  • Working from home typically calls for access to a computer, internet speedy enough to handle video calls, and space to work without distractions — and there's a clear racial divide when it comes to having these things.

By the numbers:

  • Per a 2019 report from Pew Research Center, 58% of Black adults and 57% of Hispanic adults have a laptop or desktop computer, compared with 82% of white adults.
  • 66% of Black adults and 61% of Hispanic adults have broadband access at home. Among white adults, the share is 79%.
  • According to a recent survey from WayUp, Black and Hispanic job applicants are 145% more likely than their white counterparts to be concerned about their ability to do a job remotely.
  • "Census data shows that Black households have 20% more people and Hispanic households have 80% more people compared to White households, which can result in concerns about background noise, distractions, as well as the basic concern about lack of space," CNBC's Kelsey Johnson reports.

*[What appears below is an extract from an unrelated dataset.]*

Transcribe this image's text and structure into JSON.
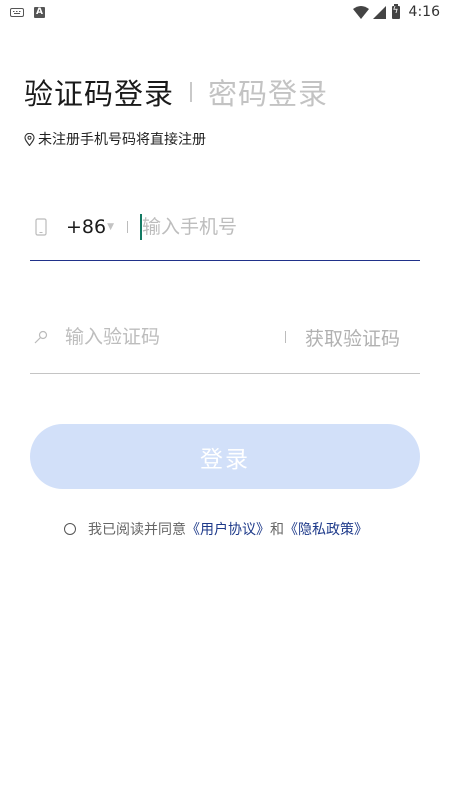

The bottom line: The growing list of companies — led by Silicon Valley tech giants — that are considering extending remote work beyond the end of the pandemic will have to consider how those policies could chip away at diversity and inclusion in the workplace.

4. Worthy of your time

Reproduced from the Federal Reserve Bank of Cleveland; Table: Axios Visuals
Reproduced from the Federal Reserve Bank of Cleveland; Table: Axios Visuals

Here's what I'm looking at this week.

The myth of closing the racial wealth gap through savings (Axios)

  • An oft-suggested reason for the massive wealth gap between Black and white families in the U.S. is that Black Americans simply don't save or invest enough. Data shows that is untrue.

Federal employees head back to the office (New York Times)

  • As the private sector continues to extend remote work policies, U.S. government employees are going back to work. That could jeopardize the progress Washington, D.C. has made in containing the spread of the coronavirus.

Why workers are choosing buyouts (CNN Business)

  • Thousands of employees are volunteering for layoffs and agreeing to buyouts from their companies, even though it's a particularly difficult time to be unemployed. Here are some of the reasons why.

Retail's not-so-grand reopening (Retail Dive)

  • Stores are reopening around the country, but it's not business as usual yet. Retail Dive takes an in-depth look at all of the ways in which the pandemic continues to complicate things for retailers and the innovations that might gain traction as stores try to work around the virus.

5. 1 surprising thing: Where postings are plummeting

Seattle after sunset. Photo: Karen Ducey/Getty Images

Contrary to what you might expect, it's actually America's tech and finance hubs — where the most jobs can be done remotely — that are seeing the biggest declines in job postings amid the coronavirus pandemic.

The top 10 drops, according to an Indeed analysis of job postings this June compared with last June:

  1. Honolulu, HI: -45.7%
  2. Seattle-Tacoma-Bellevue, WA: -41.7%
  3. San Francisco-Oakland-Hayward, CA: -41.6%
  4. New York-Newark-Jersey City, NY-NJ-PA: -40.8%
  5. Chicago-Naperville-Elgin, IL-IN-WI: -40.7%
  6. Miami-Fort Lauderdale-West Palm Beach, FL: -40.6%
  7. Boston-Cambridge-Newton, MA-NH: -40.4%
  8. Oxnard-Thousand Oaks-Ventura, CA: -40.3%
  9. Denver-Aurora-Lakewood, CO: -40.0%
  10. San Jose-Sunnyvale-Santa Clara, CA: -39.9%

Between the lines: Honolulu as the leader makes sense due to the fall of the tourism industry, but the appearance of all the major tech metros in the top 10 is surprising.

  • Those declines can be explained by the fact that postings for service industry jobs have fallen in the cities where a larger share of the population is working remotely, and therefore able to stay home.
  • "Job postings in these in-person service sectors — retail, food preparation, sales, and beauty & wellness — have fallen more in metros where people are more likely to work from home, like San Francisco, Washington, Boston, and Seattle," Jed Kolko, Indeed's chief economist, writes.

Thanks for reading!